Super Controversial Op-Ed: Mage Knight Is Really Good
This opinion might make some people mad, some might be confused and angry and some outright furious, but I won’t be silenced!
Mage Knight very well might be my favorite game ever. I don’t care how many people I offend! I know this is an incredibly divisive opinion and I’m voicing opinions about this game that no one has ever willingly stated before.
But through bravery and self-righteousness I will push onward and let my voice be heard!
What Is Mage Knight?
Mage Knight Board Game is a deck building, hand and resource management game with dice rolling, RPG, exploration and modular board mechanics set in a fantasy universe. Needless to say, it’s got a lot of elements to it.
Each player chooses a Mage Knight and takes their starting deck of cards. These cards are how the Mage Knights Move, Attack, Block, and gain allies. Each turn, the Mage Knight has a set number of cards to perform their turn. Every card has multiple ways it can be used, which gives a certain ‘puzzle’ aspect to the game. It can often take some amount of thinking to figure out the optimal way for a player to achieve everything they wish to achieve on their turn.
Each map tile has a variety of different terrain features and important locations. Each terrain has a certain movement point cost and each location has specific rules on what the players can do there and which rewards they can gain. On top of that, there are monsters which populate the map. Each monster has different attack and defense values, special abilities during combat and rewards offered if defeated.
Mage Knight comes with a variety of scenarios to play through. Each has a specialized setup and objective to achieve victory. Some scenarios are meant to be played solo, cooperatively or competitively. There are also tons of fan-made scenarios available online.
Why I like it
Mage Knight is primarily a puzzle game. Each scenario is given a specific time limit and a goal. If the player fails to achieve that goal in the listed time limit, they fail. To that end, each turn requires the player to optimize their hand to take as many steps towards achieving their goal as possible.
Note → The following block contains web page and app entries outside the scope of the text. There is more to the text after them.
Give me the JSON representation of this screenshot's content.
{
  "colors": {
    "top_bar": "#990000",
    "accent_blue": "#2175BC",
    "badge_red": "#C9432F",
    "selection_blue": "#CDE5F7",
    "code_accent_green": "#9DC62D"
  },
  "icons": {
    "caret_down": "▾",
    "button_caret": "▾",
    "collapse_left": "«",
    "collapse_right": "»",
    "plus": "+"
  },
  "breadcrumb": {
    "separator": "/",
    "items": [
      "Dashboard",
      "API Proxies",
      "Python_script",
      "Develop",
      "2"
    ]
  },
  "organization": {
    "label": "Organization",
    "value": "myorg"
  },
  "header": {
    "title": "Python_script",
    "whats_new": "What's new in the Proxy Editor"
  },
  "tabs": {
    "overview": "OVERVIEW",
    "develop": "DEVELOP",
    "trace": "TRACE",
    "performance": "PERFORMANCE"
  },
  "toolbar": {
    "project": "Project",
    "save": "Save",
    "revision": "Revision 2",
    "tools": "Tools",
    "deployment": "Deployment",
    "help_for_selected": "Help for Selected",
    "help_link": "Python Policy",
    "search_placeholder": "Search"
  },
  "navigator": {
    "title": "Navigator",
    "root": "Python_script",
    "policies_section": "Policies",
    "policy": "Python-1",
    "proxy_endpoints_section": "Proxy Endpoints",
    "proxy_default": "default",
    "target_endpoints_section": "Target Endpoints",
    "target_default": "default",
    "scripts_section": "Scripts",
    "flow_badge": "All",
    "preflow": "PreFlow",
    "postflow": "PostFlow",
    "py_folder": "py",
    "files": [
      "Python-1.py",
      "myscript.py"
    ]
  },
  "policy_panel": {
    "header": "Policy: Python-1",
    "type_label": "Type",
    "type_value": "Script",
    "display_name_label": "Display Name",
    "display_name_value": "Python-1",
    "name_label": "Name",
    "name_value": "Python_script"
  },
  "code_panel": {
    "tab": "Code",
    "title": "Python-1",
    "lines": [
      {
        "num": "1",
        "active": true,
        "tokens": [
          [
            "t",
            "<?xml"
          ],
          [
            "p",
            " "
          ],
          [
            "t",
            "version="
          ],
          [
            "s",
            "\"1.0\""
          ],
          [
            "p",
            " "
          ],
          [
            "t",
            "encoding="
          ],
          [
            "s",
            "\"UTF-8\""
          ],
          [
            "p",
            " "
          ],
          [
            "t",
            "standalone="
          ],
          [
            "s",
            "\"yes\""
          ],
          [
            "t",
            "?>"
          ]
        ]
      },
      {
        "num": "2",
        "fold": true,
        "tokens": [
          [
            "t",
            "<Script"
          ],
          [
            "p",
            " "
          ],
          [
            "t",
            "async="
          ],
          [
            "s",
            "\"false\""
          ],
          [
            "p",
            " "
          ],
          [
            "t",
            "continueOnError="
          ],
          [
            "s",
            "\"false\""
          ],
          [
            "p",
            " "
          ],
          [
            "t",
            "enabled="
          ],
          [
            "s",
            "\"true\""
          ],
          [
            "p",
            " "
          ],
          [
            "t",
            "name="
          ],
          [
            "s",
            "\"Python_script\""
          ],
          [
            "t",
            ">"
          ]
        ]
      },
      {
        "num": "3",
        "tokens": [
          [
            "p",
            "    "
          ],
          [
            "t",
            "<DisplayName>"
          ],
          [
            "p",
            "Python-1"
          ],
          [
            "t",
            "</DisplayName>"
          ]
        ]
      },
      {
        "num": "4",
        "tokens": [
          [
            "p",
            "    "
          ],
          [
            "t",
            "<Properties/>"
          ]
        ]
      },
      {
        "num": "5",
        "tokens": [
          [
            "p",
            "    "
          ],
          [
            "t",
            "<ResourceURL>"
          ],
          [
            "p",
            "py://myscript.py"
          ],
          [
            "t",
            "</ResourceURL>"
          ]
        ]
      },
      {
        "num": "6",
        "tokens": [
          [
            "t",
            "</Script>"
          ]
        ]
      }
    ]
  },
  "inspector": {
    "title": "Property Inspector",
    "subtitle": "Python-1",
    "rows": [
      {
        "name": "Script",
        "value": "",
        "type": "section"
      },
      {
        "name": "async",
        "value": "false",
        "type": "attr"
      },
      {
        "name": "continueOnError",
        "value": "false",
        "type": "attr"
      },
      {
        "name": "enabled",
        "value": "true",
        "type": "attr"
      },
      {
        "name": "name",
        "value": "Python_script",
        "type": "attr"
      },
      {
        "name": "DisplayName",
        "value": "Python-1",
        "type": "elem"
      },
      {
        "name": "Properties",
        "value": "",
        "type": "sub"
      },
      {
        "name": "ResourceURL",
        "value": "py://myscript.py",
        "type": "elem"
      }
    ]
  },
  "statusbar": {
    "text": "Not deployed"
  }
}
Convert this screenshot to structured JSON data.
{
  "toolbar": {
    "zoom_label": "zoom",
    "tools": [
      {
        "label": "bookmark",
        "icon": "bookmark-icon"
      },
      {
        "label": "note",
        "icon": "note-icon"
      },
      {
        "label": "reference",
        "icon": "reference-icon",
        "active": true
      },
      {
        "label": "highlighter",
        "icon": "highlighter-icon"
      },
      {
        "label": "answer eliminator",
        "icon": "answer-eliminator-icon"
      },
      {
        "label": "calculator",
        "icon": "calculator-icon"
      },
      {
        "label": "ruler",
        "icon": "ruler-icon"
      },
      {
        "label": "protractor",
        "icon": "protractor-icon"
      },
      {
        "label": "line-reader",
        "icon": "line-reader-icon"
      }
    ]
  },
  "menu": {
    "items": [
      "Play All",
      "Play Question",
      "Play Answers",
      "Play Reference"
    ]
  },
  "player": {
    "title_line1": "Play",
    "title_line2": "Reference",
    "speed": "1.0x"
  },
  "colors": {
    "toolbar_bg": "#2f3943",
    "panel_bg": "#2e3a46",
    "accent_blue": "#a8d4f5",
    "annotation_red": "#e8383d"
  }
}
Is it for this reason so many people (including myself) claim Mage Knight is best as a solo game. The “best” way to play is slowly. Each turn should be methodical and calculated. In multiplayer games, that is tedious at best and frustrating at worst.
When I play Mage Knight, I play like I would a jigsaw puzzle. I set up a table in the corner of a room and set the game up. Over the course of a few days, I play the game for an hour or so at a time, then coming back a few hours later for a few more turns.
When trying to sell people on Mage Knight, I tell them it’s “Skyrim, if Skyrim was a board game”. Mage Knight does a great job of encompassing that open world role playing game feel. There are essentially no restrictions on what the players can do once they are free to explore.
On top of that, Mage Knight does have a level up mechanic which requires the players to fight monsters and enter dungeons and caves. The map has dozens of random monsters and locations for the players to pick from. This gives a huge amount of player choice on how to go about levelling up.
Mage Knight has a reputation system which can help them gain powerful allies. However, ‘evil’ mage knights can decide to do things like pillage villages or burn down monasteries. Doing these things will ruin your reputation but grant that mage knight other rewards like bonus draws or powerful artifacts.
Each Mage Knight character starts with a couple of unique cards and special talents which help focus their deck mechanically towards a certain playstyle. Each Mage Knight plays fairly differently through these cards and talents. However, even with these, the game allows a multitude of different playstyles through the advanced abilities, artifacts and spells available.
Perhaps the best example is Arythea. She has a special talent which allows her to use Wound cards in her hand to her advantage. For every other player, Wounds are only a burden which bog down your hand. However, Arythea can spin that around and make a whole playstyle around it.
Why You’re Wrong If You Don’t Like Mage Knight
Takes Too Long To Play
Like I said, Mage Knight is best played solo, as how you would ‘play’ a jigsaw puzzle. Set it up and play it over a few days. I’ve been known to sit down a play a whole marathon length game over the course of a day, but I friggin love Mage Knight.
Waiting for your turn in Mage Knight
For every else, play it solo or with a roommate or significant other over the course of a couple of days.
Too Much Looking Things Up
The game comes with handy reference cards for each location type. The first few playthroughs it can be difficult to remember how each different location operates. But trust me, after a few games you’ll know them like the back of your hand.
Requires Way Too Much Table Space
…Okay, you got me there.
If I’m being fair, I do understand why some people don’t like Mage Knight. I don’t like it (or you), but I understand it.
If you don’t like puzzles and marathon games then Mage Knight is not for you. But if you’re a quality person and like fun, then you will enjoy Mage Knight.
Thanks for reading my very unbiased article!